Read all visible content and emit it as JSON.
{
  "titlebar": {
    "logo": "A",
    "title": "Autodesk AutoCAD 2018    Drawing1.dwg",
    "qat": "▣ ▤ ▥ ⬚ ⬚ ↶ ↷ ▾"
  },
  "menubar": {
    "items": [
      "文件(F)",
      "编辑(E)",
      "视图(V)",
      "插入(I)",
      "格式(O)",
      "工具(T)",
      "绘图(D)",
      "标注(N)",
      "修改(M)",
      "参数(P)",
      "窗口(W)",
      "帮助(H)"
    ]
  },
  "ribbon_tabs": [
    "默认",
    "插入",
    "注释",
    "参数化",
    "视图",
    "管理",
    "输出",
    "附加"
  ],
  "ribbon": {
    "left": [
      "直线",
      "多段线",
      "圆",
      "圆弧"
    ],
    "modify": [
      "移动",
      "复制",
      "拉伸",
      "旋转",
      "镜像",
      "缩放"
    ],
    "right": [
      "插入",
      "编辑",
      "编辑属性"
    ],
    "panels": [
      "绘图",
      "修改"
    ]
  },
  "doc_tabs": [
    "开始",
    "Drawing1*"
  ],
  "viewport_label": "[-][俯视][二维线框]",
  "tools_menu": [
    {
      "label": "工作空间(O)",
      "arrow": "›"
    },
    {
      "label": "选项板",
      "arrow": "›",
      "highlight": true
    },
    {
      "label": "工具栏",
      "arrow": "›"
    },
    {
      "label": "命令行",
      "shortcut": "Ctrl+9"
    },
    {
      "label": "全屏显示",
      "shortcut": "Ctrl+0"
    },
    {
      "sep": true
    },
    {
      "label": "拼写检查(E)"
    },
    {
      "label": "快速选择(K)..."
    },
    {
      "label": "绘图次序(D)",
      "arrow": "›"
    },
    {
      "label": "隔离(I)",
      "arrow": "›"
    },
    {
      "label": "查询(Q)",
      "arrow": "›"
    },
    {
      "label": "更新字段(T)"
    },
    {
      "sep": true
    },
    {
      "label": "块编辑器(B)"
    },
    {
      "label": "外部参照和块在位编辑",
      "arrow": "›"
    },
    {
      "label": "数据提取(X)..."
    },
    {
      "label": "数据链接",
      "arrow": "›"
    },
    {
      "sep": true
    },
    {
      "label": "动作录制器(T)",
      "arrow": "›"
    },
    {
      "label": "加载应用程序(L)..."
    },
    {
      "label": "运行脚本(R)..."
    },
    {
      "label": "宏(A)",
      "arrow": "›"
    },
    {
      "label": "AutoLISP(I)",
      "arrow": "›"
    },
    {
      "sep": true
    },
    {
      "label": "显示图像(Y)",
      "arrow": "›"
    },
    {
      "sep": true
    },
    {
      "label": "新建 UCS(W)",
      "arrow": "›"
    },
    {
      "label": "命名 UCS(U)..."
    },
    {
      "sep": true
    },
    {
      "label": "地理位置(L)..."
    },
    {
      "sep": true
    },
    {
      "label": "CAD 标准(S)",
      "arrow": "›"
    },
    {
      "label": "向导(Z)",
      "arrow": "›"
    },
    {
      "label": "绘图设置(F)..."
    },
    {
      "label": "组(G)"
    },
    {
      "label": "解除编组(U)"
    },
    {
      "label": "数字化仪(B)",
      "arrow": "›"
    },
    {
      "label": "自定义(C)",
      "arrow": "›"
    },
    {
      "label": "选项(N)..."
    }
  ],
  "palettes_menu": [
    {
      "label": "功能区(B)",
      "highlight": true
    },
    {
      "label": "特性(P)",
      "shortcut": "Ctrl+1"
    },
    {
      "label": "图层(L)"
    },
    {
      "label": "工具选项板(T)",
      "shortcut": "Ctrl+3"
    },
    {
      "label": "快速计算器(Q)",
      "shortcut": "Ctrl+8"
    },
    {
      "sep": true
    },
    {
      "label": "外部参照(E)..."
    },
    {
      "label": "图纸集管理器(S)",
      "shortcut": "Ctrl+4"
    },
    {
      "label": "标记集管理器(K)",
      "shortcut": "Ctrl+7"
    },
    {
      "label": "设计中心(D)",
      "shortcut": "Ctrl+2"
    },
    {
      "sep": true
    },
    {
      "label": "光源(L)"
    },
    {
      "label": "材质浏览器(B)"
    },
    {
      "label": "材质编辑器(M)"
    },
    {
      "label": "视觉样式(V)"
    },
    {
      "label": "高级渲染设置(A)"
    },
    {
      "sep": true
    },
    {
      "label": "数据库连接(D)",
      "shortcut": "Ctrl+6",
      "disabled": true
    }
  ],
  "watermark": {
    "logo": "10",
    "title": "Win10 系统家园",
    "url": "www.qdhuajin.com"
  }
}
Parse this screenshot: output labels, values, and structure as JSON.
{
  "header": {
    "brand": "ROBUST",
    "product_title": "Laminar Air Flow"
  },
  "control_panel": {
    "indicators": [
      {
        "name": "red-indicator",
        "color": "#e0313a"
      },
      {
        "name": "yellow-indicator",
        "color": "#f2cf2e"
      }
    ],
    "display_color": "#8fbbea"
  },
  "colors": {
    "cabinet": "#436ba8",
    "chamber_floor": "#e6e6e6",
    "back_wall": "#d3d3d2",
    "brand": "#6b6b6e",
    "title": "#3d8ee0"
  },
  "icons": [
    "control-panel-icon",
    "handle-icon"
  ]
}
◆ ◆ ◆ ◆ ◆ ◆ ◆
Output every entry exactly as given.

Read all visible content and emit it as JSON.
{
  "titlebar": {
    "logo": "A",
    "title": "Autodesk AutoCAD 2018    Drawing1.dwg",
    "qat": "▣ ▤ ▥ ⬚ ⬚ ↶ ↷ ▾"
  },
  "menubar": {
    "items": [
      "文件(F)",
      "编辑(E)",
      "视图(V)",
      "插入(I)",
      "格式(O)",
      "工具(T)",
      "绘图(D)",
      "标注(N)",
      "修改(M)",
      "参数(P)",
      "窗口(W)",
      "帮助(H)"
    ]
  },
  "ribbon_tabs": [
    "默认",
    "插入",
    "注释",
    "参数化",
    "视图",
    "管理",
    "输出",
    "附加"
  ],
  "ribbon": {
    "left": [
      "直线",
      "多段线",
      "圆",
      "圆弧"
    ],
    "modify": [
      "移动",
      "复制",
      "拉伸",
      "旋转",
      "镜像",
      "缩放"
    ],
    "right": [
      "插入",
      "编辑",
      "编辑属性"
    ],
    "panels": [
      "绘图",
      "修改"
    ]
  },
  "doc_tabs": [
    "开始",
    "Drawing1*"
  ],
  "viewport_label": "[-][俯视][二维线框]",
  "tools_menu": [
    {
      "label": "工作空间(O)",
      "arrow": "›"
    },
    {
      "label": "选项板",
      "arrow": "›",
      "highlight": true
    },
    {
      "label": "工具栏",
      "arrow": "›"
    },
    {
      "label": "命令行",
      "shortcut": "Ctrl+9"
    },
    {
      "label": "全屏显示",
      "shortcut": "Ctrl+0"
    },
    {
      "sep": true
    },
    {
      "label": "拼写检查(E)"
    },
    {
      "label": "快速选择(K)..."
    },
    {
      "label": "绘图次序(D)",
      "arrow": "›"
    },
    {
      "label": "隔离(I)",
      "arrow": "›"
    },
    {
      "label": "查询(Q)",
      "arrow": "›"
    },
    {
      "label": "更新字段(T)"
    },
    {
      "sep": true
    },
    {
      "label": "块编辑器(B)"
    },
    {
      "label": "外部参照和块在位编辑",
      "arrow": "›"
    },
    {
      "label": "数据提取(X)..."
    },
    {
      "label": "数据链接",
      "arrow": "›"
    },
    {
      "sep": true
    },
    {
      "label": "动作录制器(T)",
      "arrow": "›"
    },
    {
      "label": "加载应用程序(L)..."
    },
    {
      "label": "运行脚本(R)..."
    },
    {
      "label": "宏(A)",
      "arrow": "›"
    },
    {
      "label": "AutoLISP(I)",
      "arrow": "›"
    },
    {
      "sep": true
    },
    {
      "label": "显示图像(Y)",
      "arrow": "›"
    },
    {
      "sep": true
    },
    {
      "label": "新建 UCS(W)",
      "arrow": "›"
    },
    {
      "label": "命名 UCS(U)..."
    },
    {
      "sep": true
    },
    {
      "label": "地理位置(L)..."
    },
    {
      "sep": true
    },
    {
      "label": "CAD 标准(S)",
      "arrow": "›"
    },
    {
      "label": "向导(Z)",
      "arrow": "›"
    },
    {
      "label": "绘图设置(F)..."
    },
    {
      "label": "组(G)"
    },
    {
      "label": "解除编组(U)"
    },
    {
      "label": "数字化仪(B)",
      "arrow": "›"
    },
    {
      "label": "自定义(C)",
      "arrow": "›"
    },
    {
      "label": "选项(N)..."
    }
  ],
  "palettes_menu": [
    {
      "label": "功能区(B)",
      "highlight": true
    },
    {
      "label": "特性(P)",
      "shortcut": "Ctrl+1"
    },
    {
      "label": "图层(L)"
    },
    {
      "label": "工具选项板(T)",
      "shortcut": "Ctrl+3"
    },
    {
      "label": "快速计算器(Q)",
      "shortcut": "Ctrl+8"
    },
    {
      "sep": true
    },
    {
      "label": "外部参照(E)..."
    },
    {
      "label": "图纸集管理器(S)",
      "shortcut": "Ctrl+4"
    },
    {
      "label": "标记集管理器(K)",
      "shortcut": "Ctrl+7"
    },
    {
      "label": "设计中心(D)",
      "shortcut": "Ctrl+2"
    },
    {
      "sep": true
    },
    {
      "label": "光源(L)"
    },
    {
      "label": "材质浏览器(B)"
    },
    {
      "label": "材质编辑器(M)"
    },
    {
      "label": "视觉样式(V)"
    },
    {
      "label": "高级渲染设置(A)"
    },
    {
      "sep": true
    },
    {
      "label": "数据库连接(D)",
      "shortcut": "Ctrl+6",
      "disabled": true
    }
  ],
  "watermark": {
    "logo": "10",
    "title": "Win10 系统家园",
    "url": "www.qdhuajin.com"
  }
}
Parse this screenshot: output labels, values, and structure as JSON.
{
  "header": {
    "brand": "ROBUST",
    "product_title": "Laminar Air Flow"
  },
  "control_panel": {
    "indicators": [
      {
        "name": "red-indicator",
        "color": "#e0313a"
      },
      {
        "name": "yellow-indicator",
        "color": "#f2cf2e"
      }
    ],
    "display_color": "#8fbbea"
  },
  "colors": {
    "cabinet": "#436ba8",
    "chamber_floor": "#e6e6e6",
    "back_wall": "#d3d3d2",
    "brand": "#6b6b6e",
    "title": "#3d8ee0"
  },
  "icons": [
    "control-panel-icon",
    "handle-icon"
  ]
}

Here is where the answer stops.